Kansas Lt. Gov. Jeff Colyer, a Republican, said he had encouraged Centene to enter the marketplace in those two counties and commended the company for it.
“However, this is an interim solution,” Colyer said in a prepared statement. “Obamacare is clearly unsustainable and we look forward to the federal government working toward a permanent solution.”
Blue KC’s exit left Jackson, Clay, Cass, Ray and Platte counties in Missouri with only Cigna on the exchange for 2018, and Cigna officials have not yet said whether they plan to stay in. There are about 45,000 exchange customers in those counties and an additional 20,500 in the northwest Missouri counties that are bare.
In a series of emails sent in April, Marc Alcedo, the head of state government affairs for Cigna Healthcare, arranged for a May 10 meeting with other Cigna officials and Missouri insurance regulators to discuss the company’s 2018 individual market strategy.
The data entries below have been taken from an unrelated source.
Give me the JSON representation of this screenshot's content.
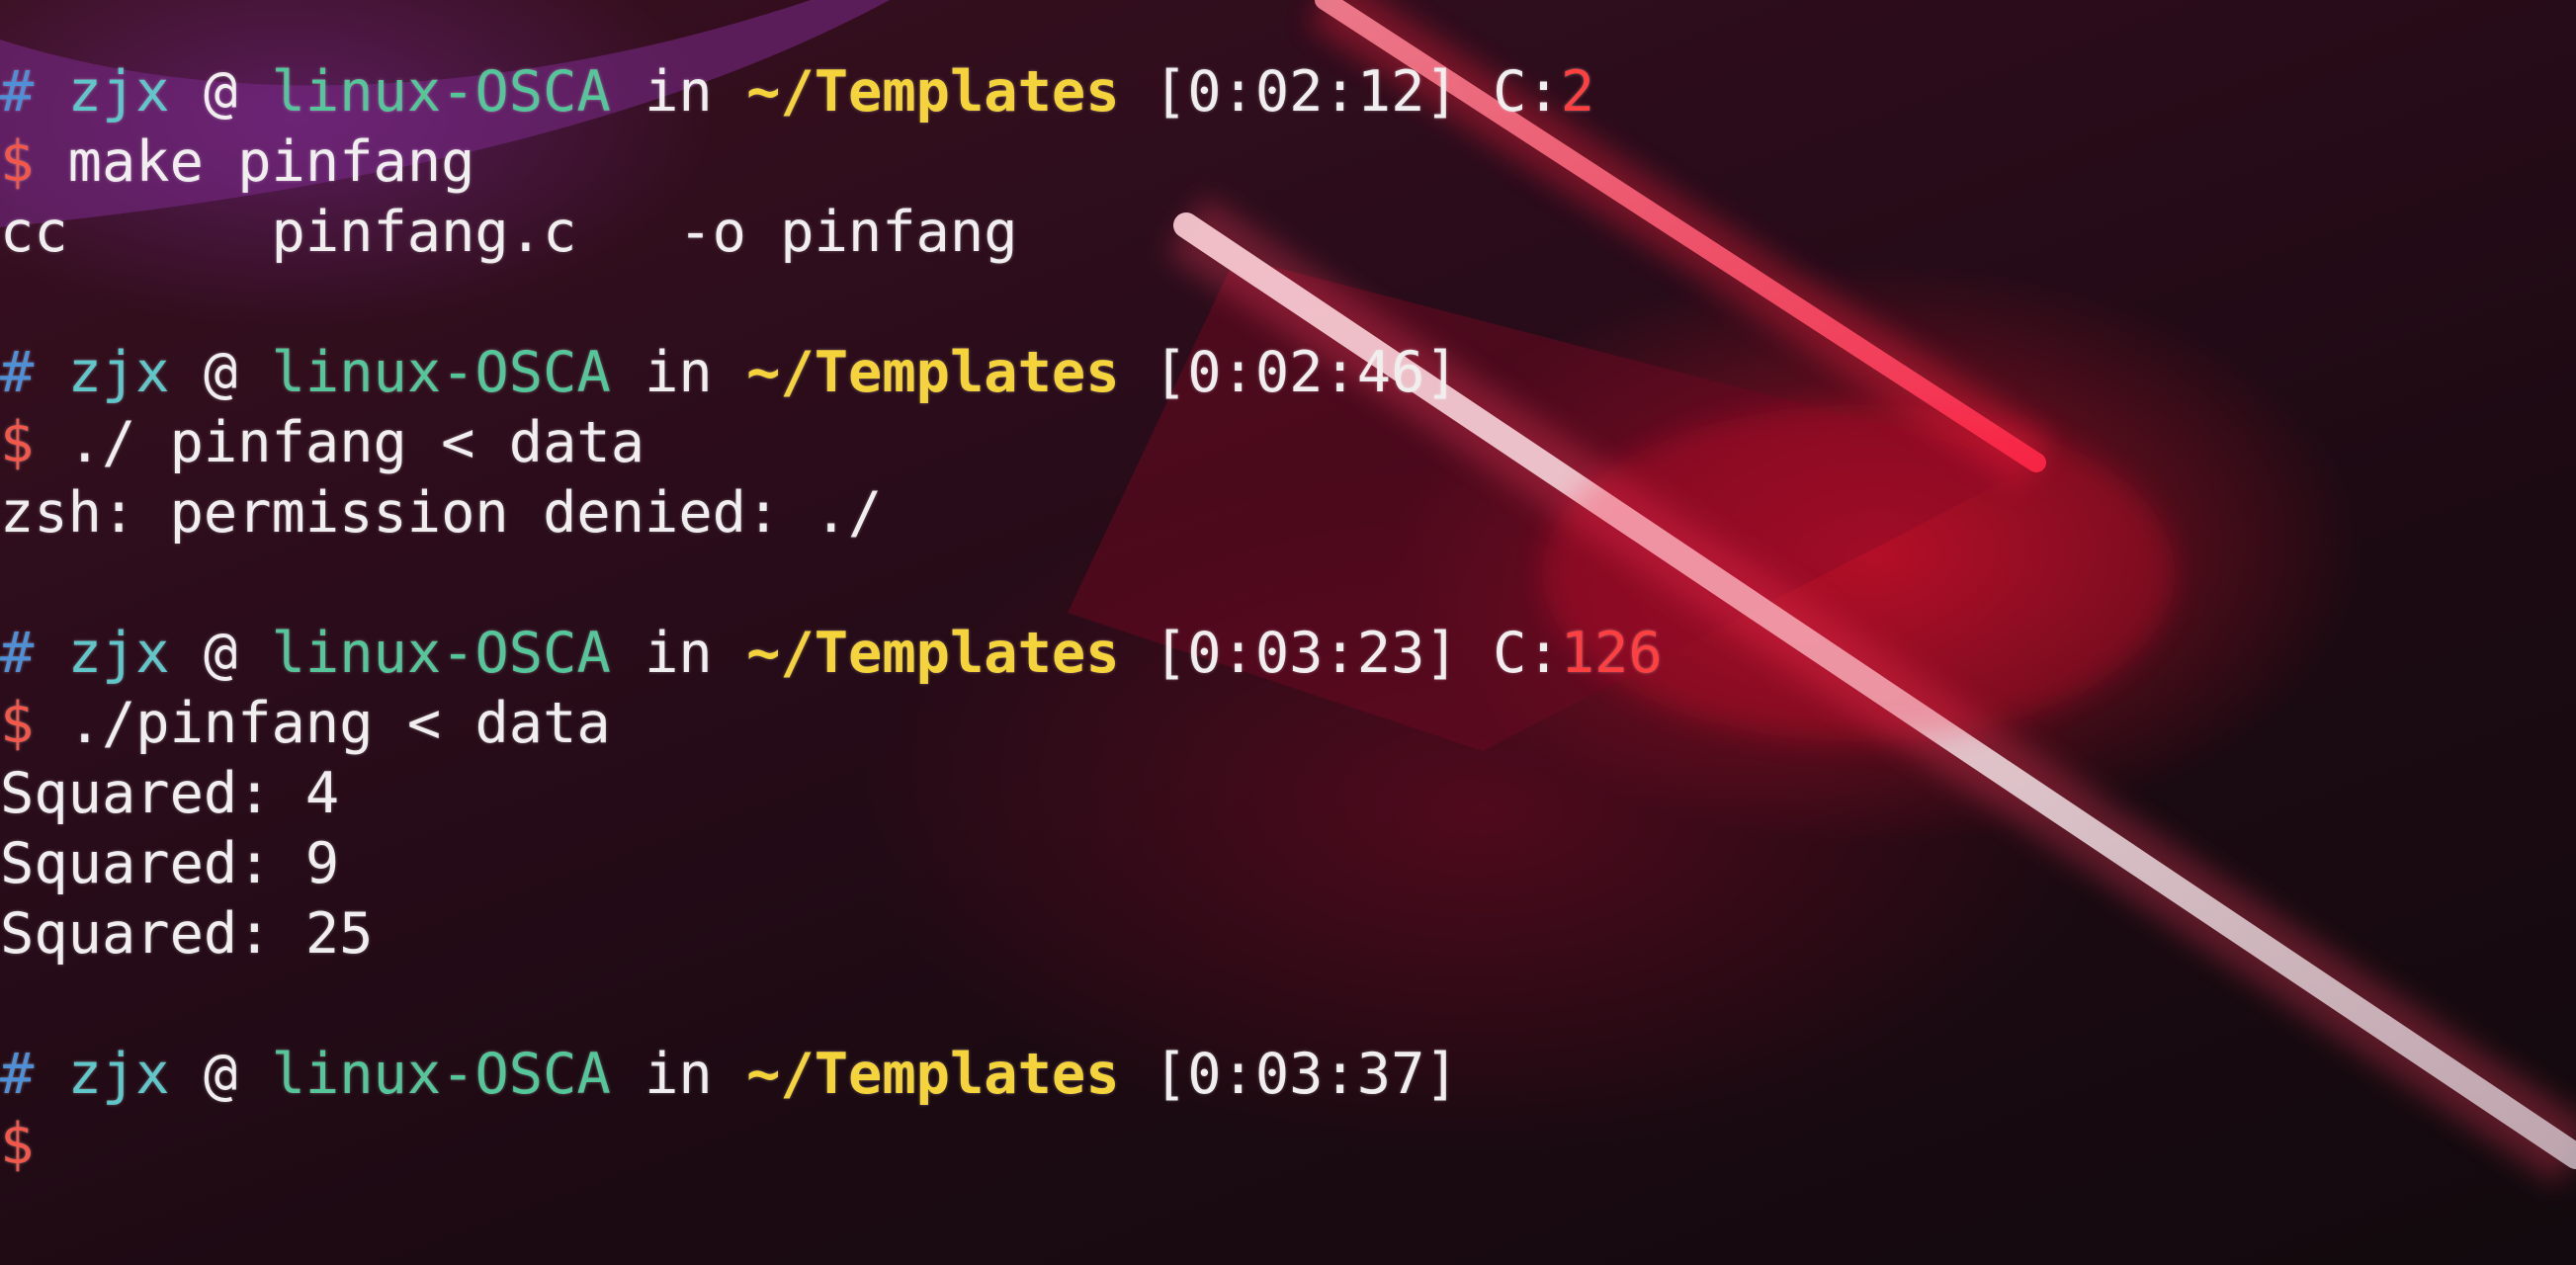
{
  "prompt": {
    "hash": "#",
    "user": "zjx",
    "at": "@",
    "host": "linux-OSCA",
    "in": "in",
    "path": "~/Templates",
    "dollar": "$",
    "code_label": "C:"
  },
  "blocks": [
    {
      "time": "[0:02:12]",
      "exit_code": "2",
      "command": "make pinfang",
      "output": [
        "cc      pinfang.c   -o pinfang"
      ]
    },
    {
      "time": "[0:02:46]",
      "exit_code": "",
      "command": "./ pinfang < data",
      "output": [
        "zsh: permission denied: ./"
      ]
    },
    {
      "time": "[0:03:23]",
      "exit_code": "126",
      "command": "./pinfang < data",
      "output": [
        "Squared: 4",
        "Squared: 9",
        "Squared: 25"
      ]
    },
    {
      "time": "[0:03:37]",
      "exit_code": "",
      "command": "",
      "output": []
    }
  ],
  "colors": {
    "hash": "#4f8fd6",
    "user": "#5fc6c9",
    "host": "#54c69a",
    "path": "#f5d33a",
    "exit_code": "#ff4040",
    "dollar": "#f2584a"
  }
}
The Kansas City Star got the emails through an open-records request filed with the Missouri Department of Insurance. Neither Cigna nor the insurance department has answered questions about what was said.
“Our participation in individual markets is contingent on market conditions and regulatory approval,” Cigna’s public relations manager, Jim Angstadt, said. “Approvals and final plan decisions typically take place in the third quarter and we will continue to assess our participation based on the evolving rules, regulations and design of the marketplace throughout this process.”
Initial premium rate requests for 2018 are due to the insurance departments of both states next month.